- Now for those of you reading this you are squeezing as hard as you can which is good, but we need to contract the right muscles so we don’t want to bring our shoulder blades up and cause more neck tension we want do the opposite. Some cues I use for this when teaching my patients in the clinic is to bring your shoulder blades “down and back” imagine putting your elbows into your back pocket – without bending your elbows of course (yes you read that correctly);
- Hold this position for 10 – 15 seconds but again DON’T GO BACK TO POOR POSTURE THIS IS A POSITION YOU WANT TO BE IN ALL DAY EVERY DAY (seems impossible but with hard work and long work commutes you can do it);
Lastly to help with Back Pain….
Abdominal Hollows: Many times back pain can be caused by having a weak core. How? You ask.
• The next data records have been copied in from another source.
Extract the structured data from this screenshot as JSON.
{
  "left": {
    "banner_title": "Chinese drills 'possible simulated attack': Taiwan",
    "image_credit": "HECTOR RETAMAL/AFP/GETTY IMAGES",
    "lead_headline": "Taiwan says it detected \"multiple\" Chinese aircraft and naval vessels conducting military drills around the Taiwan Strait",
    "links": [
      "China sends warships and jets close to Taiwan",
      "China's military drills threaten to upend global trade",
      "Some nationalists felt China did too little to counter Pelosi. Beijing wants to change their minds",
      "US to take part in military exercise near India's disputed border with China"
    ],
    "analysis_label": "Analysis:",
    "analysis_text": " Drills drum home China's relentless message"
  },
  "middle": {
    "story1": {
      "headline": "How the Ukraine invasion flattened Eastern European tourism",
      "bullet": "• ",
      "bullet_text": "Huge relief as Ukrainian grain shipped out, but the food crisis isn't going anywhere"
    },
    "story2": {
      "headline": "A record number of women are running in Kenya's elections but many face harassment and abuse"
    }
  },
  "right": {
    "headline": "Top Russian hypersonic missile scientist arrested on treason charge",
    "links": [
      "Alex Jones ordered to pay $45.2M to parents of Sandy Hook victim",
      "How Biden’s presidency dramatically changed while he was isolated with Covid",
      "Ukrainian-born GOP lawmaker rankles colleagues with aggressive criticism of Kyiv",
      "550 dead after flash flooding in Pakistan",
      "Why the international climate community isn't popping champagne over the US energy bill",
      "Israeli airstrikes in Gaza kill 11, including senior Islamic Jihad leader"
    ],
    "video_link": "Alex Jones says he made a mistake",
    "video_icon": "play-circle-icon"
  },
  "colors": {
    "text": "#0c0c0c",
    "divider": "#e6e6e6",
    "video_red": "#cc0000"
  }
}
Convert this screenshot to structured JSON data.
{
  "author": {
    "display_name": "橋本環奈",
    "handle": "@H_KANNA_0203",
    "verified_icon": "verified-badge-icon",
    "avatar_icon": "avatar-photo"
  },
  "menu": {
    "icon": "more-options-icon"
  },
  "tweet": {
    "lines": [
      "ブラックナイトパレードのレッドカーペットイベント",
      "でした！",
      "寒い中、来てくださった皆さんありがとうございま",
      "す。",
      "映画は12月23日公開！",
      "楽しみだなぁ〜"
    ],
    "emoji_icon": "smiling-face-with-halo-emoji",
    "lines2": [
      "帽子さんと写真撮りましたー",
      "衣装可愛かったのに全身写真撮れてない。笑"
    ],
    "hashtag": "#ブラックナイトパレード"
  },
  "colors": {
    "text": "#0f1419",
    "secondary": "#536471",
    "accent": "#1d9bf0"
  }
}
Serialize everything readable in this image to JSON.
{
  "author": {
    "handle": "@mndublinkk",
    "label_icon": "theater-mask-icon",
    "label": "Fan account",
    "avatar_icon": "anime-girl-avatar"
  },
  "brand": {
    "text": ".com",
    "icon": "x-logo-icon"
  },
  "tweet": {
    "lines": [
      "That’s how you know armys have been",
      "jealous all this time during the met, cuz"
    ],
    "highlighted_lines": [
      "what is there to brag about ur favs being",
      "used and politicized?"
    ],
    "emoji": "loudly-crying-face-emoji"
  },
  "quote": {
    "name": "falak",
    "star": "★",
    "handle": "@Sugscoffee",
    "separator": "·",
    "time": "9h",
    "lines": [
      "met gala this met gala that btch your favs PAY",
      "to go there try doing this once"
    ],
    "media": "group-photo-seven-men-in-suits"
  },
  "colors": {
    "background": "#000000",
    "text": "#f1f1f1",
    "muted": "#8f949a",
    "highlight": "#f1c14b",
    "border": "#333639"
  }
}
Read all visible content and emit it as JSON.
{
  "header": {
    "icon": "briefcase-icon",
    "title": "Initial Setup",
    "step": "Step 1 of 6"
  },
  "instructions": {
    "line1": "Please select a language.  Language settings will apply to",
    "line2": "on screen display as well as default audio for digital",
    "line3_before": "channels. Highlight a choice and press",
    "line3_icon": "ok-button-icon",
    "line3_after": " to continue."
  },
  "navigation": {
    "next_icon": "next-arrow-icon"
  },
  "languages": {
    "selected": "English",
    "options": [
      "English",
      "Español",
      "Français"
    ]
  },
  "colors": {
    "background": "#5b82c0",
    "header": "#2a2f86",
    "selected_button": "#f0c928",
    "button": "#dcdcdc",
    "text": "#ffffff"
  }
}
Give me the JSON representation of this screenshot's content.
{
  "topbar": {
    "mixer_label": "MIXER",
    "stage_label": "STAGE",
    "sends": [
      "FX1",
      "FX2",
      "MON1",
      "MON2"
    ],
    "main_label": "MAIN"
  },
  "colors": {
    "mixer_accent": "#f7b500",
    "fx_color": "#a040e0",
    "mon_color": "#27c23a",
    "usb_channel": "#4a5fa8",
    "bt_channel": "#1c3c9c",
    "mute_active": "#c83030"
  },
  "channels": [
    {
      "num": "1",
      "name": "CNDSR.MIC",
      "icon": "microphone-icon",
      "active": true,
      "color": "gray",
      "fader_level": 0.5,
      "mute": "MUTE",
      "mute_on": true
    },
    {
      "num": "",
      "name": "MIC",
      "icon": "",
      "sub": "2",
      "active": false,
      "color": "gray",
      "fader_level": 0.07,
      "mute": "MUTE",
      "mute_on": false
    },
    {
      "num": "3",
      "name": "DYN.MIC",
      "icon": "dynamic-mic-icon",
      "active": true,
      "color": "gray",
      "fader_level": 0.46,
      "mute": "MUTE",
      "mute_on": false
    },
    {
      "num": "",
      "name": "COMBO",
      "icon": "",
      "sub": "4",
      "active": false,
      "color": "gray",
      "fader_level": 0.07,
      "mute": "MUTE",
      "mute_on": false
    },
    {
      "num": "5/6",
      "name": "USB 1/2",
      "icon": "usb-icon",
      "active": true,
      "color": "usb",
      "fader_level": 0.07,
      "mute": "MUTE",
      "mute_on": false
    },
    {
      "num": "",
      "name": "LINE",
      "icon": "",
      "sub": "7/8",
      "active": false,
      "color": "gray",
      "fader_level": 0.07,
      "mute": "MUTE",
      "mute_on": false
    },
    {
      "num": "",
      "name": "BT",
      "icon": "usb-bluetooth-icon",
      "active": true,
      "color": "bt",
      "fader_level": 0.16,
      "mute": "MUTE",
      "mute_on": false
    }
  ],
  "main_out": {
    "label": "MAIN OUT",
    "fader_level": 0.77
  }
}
Well imagine being in a room with 6 walls on the top is your diaphragm a very big strong muscles, the back being held by a spine and ribs, the sides by ribs and what you are standing on is the pelvic floor which is extremely strong group of muscles bones and ligaments. Now we look to the front of the room where all we see is a few layers of muscles and some fat (ever wonder why people get big belly’s?). When there is increased pressure it will follow the path of least resistance in humans that is the area we consider to be the stomach. When we have weak core we cannot maintain thoracic pressure, which means when you bare down and hold your breathe to lift something or twist and turn your body cannot maintain optimal pressure levels and you guessed it the stomach “gives out” when you lose that pressure the spine now loses stability and BAM back pain begins. I see this a lot. So now you need to strengthen your core but you have no time to do a 6 pack abs workout – well great because I would never recommend that (unless you just want to look good) so in comes our basic but effective abdominal hollow.
How to perform the abdominal hollow:
- While sitting in your car 2 hands on the wheel and eyes on the road;
- Take a deep breathe in and blow out your stomach (trying to replicate a pregnant belly);
- Take a deep breathe out and now suck your stomach in as much as you can (as if you were taking a picture on the beach);
- Now hold the sucking in or hollow position while breathing but try to keep your stomach and core stable (don’t let it move);
- Hold this for 30 seconds, this one you can relax but try to maintain your core stability you can do this by holding that hollow contraction throughout the day BUT at around 30% of strength (don’t suck in as far, just cause the muscle to contract);
I would do these set of exercises on your commute to and from work as many times as you can; each day, or week increase how long you hold each exercise for. Remember you are strengthening postural muscles AKA muscles that have to fire all day long – so doing 5 to 10 reps for a muscle that is needed almost 16 hours a day will give you very small improvements. Train the muscle the way you use the muscle. Too easy? You can also do all of these exercises at the same time. Whether you are on the train, bus, at work, in your car etc. these exercises are specific for those of you on the go, NOW GO! Try them.
–Nicholas Halkidis CAT(C) RMT